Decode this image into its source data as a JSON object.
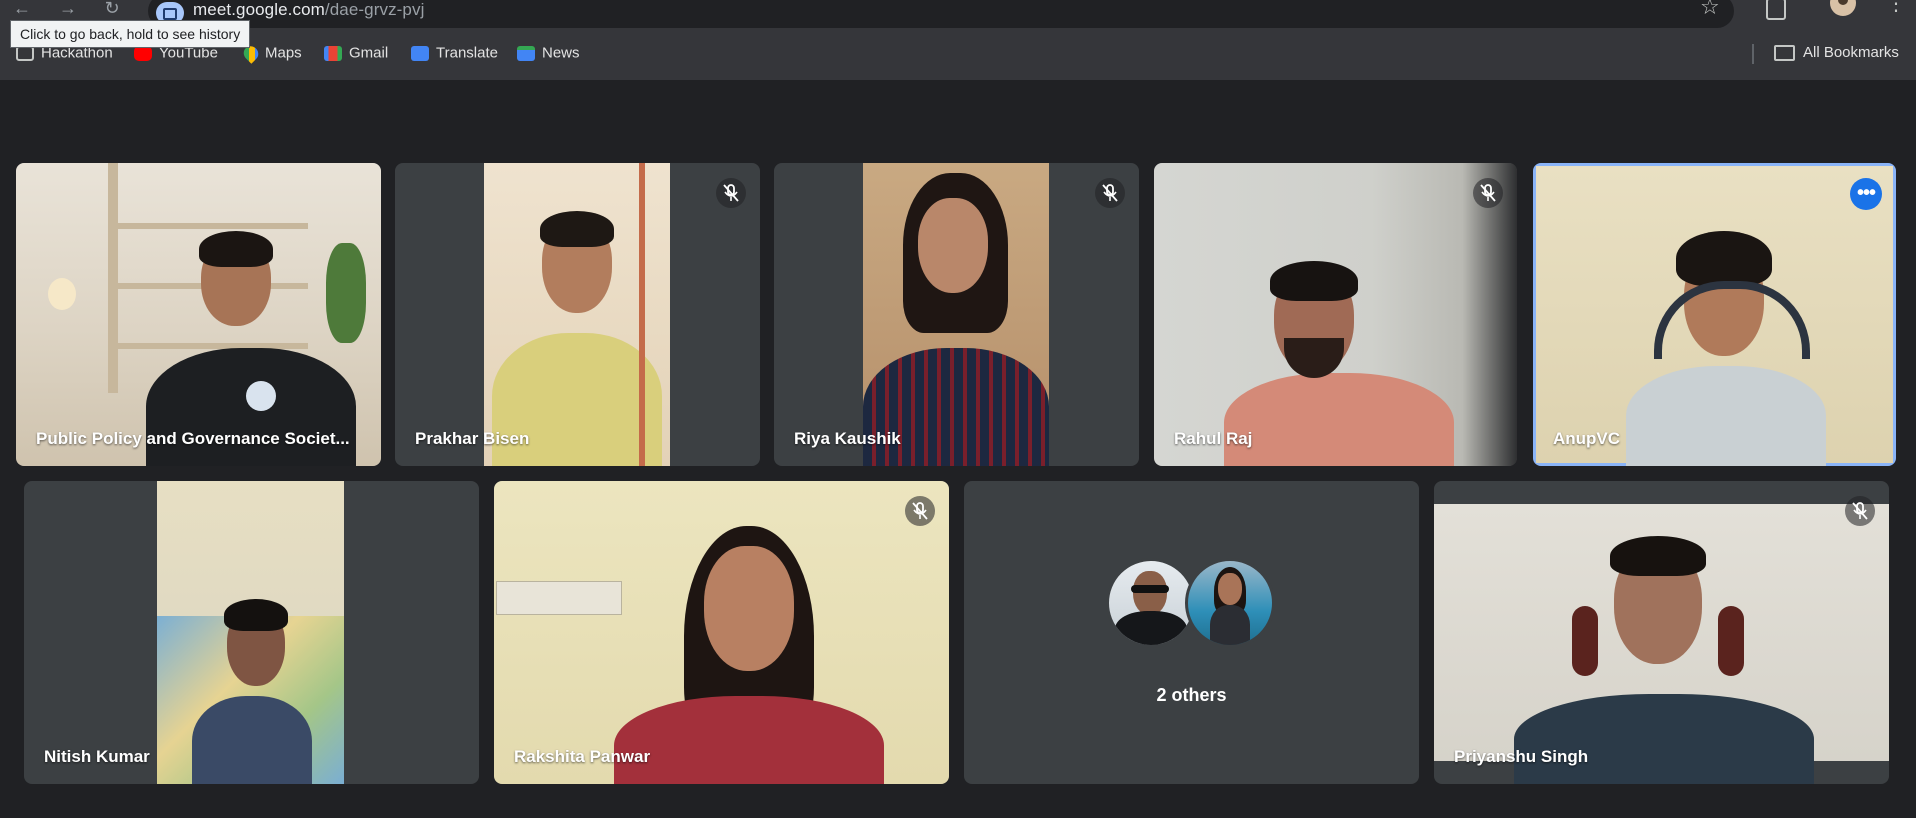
{
  "browser": {
    "url_host": "meet.google.com",
    "url_path": "/dae-grvz-pvj",
    "tooltip": "Click to go back, hold to see history"
  },
  "bookmarks": {
    "items": [
      {
        "label": "Hackathon",
        "icon": "folder-icon"
      },
      {
        "label": "YouTube",
        "icon": "youtube-icon"
      },
      {
        "label": "Maps",
        "icon": "maps-icon"
      },
      {
        "label": "Gmail",
        "icon": "gmail-icon"
      },
      {
        "label": "Translate",
        "icon": "translate-icon"
      },
      {
        "label": "News",
        "icon": "news-icon"
      }
    ],
    "all_bookmarks": "All Bookmarks"
  },
  "participants": [
    {
      "name": "Public Policy and Governance Societ...",
      "muted": false
    },
    {
      "name": "Prakhar Bisen",
      "muted": true
    },
    {
      "name": "Riya Kaushik",
      "muted": true
    },
    {
      "name": "Rahul Raj",
      "muted": true
    },
    {
      "name": "AnupVC",
      "muted": false,
      "active_speaker": true
    },
    {
      "name": "Nitish Kumar",
      "muted": false
    },
    {
      "name": "Rakshita Panwar",
      "muted": true
    },
    {
      "name": "Priyanshu Singh",
      "muted": true
    }
  ],
  "others": {
    "label": "2 others"
  },
  "colors": {
    "background": "#202124",
    "tile": "#3c4043",
    "accent": "#8ab4f8",
    "more_button": "#1a73e8"
  }
}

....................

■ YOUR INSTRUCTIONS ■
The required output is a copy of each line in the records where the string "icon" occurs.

■ ANSWER TO THIS PROBLEM ■
        "icon": "folder-icon"
        "icon": "youtube-icon"
        "icon": "maps-icon"
        "icon": "gmail-icon"
        "icon": "translate-icon"
        "icon": "news-icon"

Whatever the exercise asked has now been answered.